No significant announcements. The Lifetime Allowance is frozen at its 2020/2021 level of £1,073,100 until the end of 2026/2026.

VAT registration threshold

The VAT registration and deregistration thresholds will remain frozen at their present levels of £85,000 and £83,000 until 31 March 2024. This will tend to require more businesses to register for the tax as they grow, and therefore represents a small tax-raising measure.

VAT deferral payments

Businesses were able to defer the payment of VAT that fell due between March and June 2020. Initially the deferred amount was to be paid in full by 31 March 2021, but businesses can now apply to pay it by interest-free instalments up to 31 March 2022. Applications must be made online by 21 June 2021, but if the scheme is applied for earlier, the payments can be spread over a longer period.

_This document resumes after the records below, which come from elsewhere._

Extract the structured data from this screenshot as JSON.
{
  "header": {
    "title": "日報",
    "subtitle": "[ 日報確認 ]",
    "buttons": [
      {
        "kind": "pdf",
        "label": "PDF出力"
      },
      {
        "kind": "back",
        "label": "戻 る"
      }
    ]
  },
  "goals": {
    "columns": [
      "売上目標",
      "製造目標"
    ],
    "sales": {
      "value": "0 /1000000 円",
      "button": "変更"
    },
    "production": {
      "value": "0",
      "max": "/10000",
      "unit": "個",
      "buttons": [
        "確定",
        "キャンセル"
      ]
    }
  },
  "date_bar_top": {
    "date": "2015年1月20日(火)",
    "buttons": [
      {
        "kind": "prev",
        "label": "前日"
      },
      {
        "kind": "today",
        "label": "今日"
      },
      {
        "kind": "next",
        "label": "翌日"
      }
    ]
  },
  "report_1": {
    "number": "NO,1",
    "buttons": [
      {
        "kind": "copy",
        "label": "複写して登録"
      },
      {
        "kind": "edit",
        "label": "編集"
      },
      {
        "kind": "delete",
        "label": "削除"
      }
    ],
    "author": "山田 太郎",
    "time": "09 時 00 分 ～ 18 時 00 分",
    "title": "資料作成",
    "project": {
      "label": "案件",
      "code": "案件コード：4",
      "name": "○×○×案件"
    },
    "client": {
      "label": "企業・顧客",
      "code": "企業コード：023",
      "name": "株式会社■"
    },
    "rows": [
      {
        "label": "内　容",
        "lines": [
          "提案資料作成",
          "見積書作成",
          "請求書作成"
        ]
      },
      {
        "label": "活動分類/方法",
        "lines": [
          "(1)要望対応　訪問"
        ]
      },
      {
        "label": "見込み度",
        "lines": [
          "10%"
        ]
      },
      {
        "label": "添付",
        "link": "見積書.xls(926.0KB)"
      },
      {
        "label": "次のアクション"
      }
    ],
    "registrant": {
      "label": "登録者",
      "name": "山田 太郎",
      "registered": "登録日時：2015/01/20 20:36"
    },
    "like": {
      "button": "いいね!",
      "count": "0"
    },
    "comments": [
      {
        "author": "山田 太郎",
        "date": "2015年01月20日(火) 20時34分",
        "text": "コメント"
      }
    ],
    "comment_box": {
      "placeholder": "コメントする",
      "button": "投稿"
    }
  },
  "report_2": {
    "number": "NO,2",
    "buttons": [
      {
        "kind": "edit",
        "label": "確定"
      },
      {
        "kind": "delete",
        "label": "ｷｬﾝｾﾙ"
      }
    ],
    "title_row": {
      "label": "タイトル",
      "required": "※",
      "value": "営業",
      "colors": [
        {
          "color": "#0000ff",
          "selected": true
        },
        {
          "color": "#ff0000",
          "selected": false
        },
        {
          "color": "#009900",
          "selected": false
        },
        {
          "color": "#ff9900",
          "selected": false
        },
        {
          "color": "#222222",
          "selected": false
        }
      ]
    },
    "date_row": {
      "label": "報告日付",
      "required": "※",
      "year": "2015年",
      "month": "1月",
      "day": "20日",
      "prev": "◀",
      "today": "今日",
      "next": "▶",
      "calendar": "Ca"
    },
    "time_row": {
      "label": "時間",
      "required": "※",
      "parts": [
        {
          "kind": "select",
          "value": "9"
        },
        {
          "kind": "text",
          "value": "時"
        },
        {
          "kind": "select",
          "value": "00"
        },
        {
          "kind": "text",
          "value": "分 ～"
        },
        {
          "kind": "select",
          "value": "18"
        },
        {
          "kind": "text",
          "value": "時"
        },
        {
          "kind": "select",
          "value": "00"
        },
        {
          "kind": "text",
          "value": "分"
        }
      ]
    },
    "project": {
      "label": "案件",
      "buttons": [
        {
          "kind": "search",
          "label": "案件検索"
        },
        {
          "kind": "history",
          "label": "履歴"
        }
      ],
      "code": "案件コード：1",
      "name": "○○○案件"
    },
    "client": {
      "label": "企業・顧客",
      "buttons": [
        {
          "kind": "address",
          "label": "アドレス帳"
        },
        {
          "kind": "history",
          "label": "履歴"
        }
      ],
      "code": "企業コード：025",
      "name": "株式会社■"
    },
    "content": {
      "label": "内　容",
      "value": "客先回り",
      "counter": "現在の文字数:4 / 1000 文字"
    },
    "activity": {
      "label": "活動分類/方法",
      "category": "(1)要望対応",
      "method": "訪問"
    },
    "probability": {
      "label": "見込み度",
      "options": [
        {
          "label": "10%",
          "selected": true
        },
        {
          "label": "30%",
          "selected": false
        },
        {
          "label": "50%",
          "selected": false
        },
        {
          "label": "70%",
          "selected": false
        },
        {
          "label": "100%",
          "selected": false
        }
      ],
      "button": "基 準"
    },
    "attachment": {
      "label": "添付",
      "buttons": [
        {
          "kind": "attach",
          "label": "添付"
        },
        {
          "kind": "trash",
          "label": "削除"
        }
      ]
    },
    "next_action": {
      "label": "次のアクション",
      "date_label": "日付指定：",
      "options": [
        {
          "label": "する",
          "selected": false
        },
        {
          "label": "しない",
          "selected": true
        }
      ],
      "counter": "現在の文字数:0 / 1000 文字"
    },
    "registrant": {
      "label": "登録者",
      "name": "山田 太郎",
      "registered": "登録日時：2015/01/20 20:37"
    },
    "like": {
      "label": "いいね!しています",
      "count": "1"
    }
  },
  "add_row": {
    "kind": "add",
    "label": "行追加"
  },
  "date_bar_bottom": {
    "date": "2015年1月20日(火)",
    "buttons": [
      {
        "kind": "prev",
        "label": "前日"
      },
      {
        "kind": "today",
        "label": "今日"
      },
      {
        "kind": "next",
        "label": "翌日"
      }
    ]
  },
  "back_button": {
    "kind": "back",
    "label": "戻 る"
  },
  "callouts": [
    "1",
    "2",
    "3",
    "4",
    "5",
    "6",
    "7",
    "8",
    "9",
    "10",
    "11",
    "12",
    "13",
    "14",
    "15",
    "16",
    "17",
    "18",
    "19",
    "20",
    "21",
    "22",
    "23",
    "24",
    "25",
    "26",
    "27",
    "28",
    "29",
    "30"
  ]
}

You can download a copy of our Budget Summary here.

If you have any queries, you can contact me on 01473 833411 or peter.glading@larking-gowen.co.uk

Peter is the Guild’s accountant. This article is designed for the information of readers. Whilst every effort is made to ensure accuracy, information contained in this article may not be comprehensive and recipients should not act upon it without seeking professional advice. “Larking Gowen” is the trading name of Larking Gowen LLP, which is a limited liability partnership registered in England and Wales (LLP number OC419486). Where we use the word partner it refers to a member of Larking Gowen LLP. © Larking Gowen.